“Don’t you ever, ever say that again. How dare you speak that way about your faith. How dare you shame your story like that. Shame on you!”
She tried to calm down. Her hands were now on the table in front of her. Her fingers, shaking slightly, were slowly tracing the ruts in the wood. “My people waited in silence for generations to hear from God, to be able to talk to him. Generations! We waited in silence. We screamed at the sky. We waited for God to speak.”
She looked up from the tabletop and stared intently into my eyes. “Look at me,” she demanded. “Look at me and never forget what I am about to tell you. You did not lose your faith. Do you hear me? You did not. . . lose . . . your . . . faith. Your faith was not gone. Your faith was strong. I know it didn’t feel like it, but your faith was true, not only because you waited for God, but more important, because even in the silence God was waiting with you.”

God. Waiting. With. Me.
I am not alone. Even though I can’t see tomorrow, I can wait in peace because God is waiting with me.
This is the message of what Christendom calls “Holy Saturday.” God is silent, but not silent as in abandoning, nor silent as in refusing to speak because of anger.
God is silent with me in my humanity, my grief, my wandering, my directionlesssness, my loss.
The first disciples did not know that Jesus would come back to life. They could not see what tomorrow would bring. They had hoped . . . But now what?
They did the only thing they knew how to do and, in the silence, gathered together the broken pieces of their dreams, moving on in sorrow.

Losing Faith

I don’t know about you, but I have a faith problem. My faith problem is simply that I often lose my faith. It’s not a matter of maintaining appearances–I can do that awesomely; after all, I am a pastor’s son. I can look happy and spirit-filled at the drop of a hat.

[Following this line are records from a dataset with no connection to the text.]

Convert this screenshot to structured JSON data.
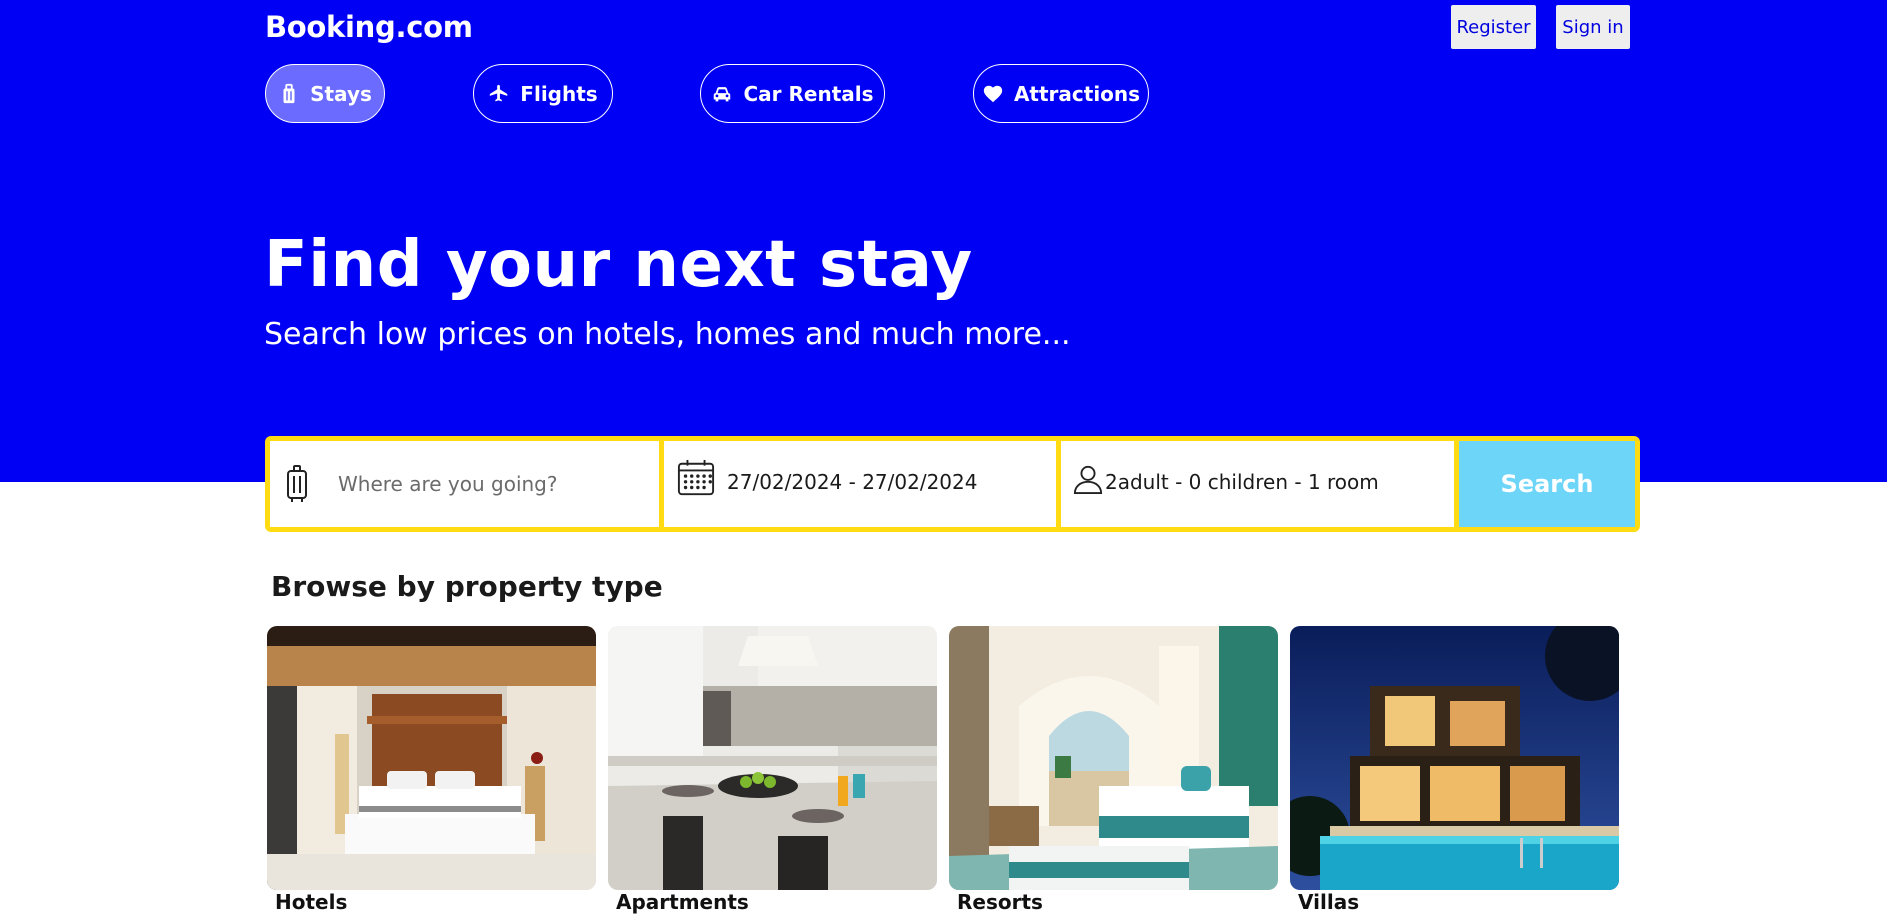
{
  "header": {
    "logo": "Booking.com",
    "register_label": "Register",
    "signin_label": "Sign in"
  },
  "nav": {
    "items": [
      {
        "label": "Stays",
        "icon": "suitcase-icon",
        "active": true
      },
      {
        "label": "Flights",
        "icon": "plane-icon",
        "active": false
      },
      {
        "label": "Car Rentals",
        "icon": "car-icon",
        "active": false
      },
      {
        "label": "Attractions",
        "icon": "heart-icon",
        "active": false
      }
    ]
  },
  "hero": {
    "title": "Find your next stay",
    "subtitle": "Search low prices on hotels, homes and much more..."
  },
  "search": {
    "destination_placeholder": "Where are you going?",
    "destination_value": "",
    "dates": "27/02/2024 - 27/02/2024",
    "guests": "2adult - 0 children - 1 room",
    "button_label": "Search"
  },
  "browse": {
    "title": "Browse by property type",
    "items": [
      {
        "label": "Hotels"
      },
      {
        "label": "Apartments"
      },
      {
        "label": "Resorts"
      },
      {
        "label": "Villas"
      }
    ]
  },
  "colors": {
    "brand_blue": "#0000f5",
    "search_border": "#fedb12",
    "search_button": "#6dd5f7",
    "active_pill": "#6b6bff"
  }
}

No, this is far deeper, raw and honest; it’s a place where I find myself all too often.

Maybe it’s the books I read. People have said stuff to me like, “Don’t read (insert name here)’s books. Your faith can’t last if you expose yourself to such dangerous ideas.” Maybe its the blogs I visit and the topics they discuss like post-evangelicalism, post-modernism, post-Darwinian thought, post-Christian, post-colonialism, etc. Maybe its the stuff I put in my ears–words that tell me I need to think freely, have an open mind, be more inclusive, love more/hate less. . . .

Regardless, apart from the fact that there are certainly elements of danger every time I open my mind to entertain a new thought, I would say the greater danger remains in trying to maintain a status quo, an attachment to a system that just doesn’t work and is losing its credibility more each day. I can’t buy into the Evangelical culture any more than I can buy into consumerism, wanton capitalism, or corporate warmongering.

Ideals aside, it’s still Good Friday (and I digress).

Today we remember the cross, the sacrifice of Jesus, the rigged execution of the God-man who came to be revered as Lord,  King and Saviour.

It is a dark day and, perhaps, “Good” Friday is too sanitised a version of this story. This particular day was horrible, terrible, dark, depressing. It was a  time of pain, of loss, of an end to a promise. . . .

The disciples fled.

The women wept.

The soldiers mocked.

The earth kept spinning into night and the one who promised it all had died.

God had left the building.

There was no more promise, no more hope, no more kingdom.

Sometimes I feel like I’m living that day.

Sometimes my faith gives way to anger, pain, regret. Too often God is distant,  silent, unknowing and uncaring. This is my own personal Good Friday . . . or Monday,  or Thursday, or Sunday. . . .

How about you?

(To be continued)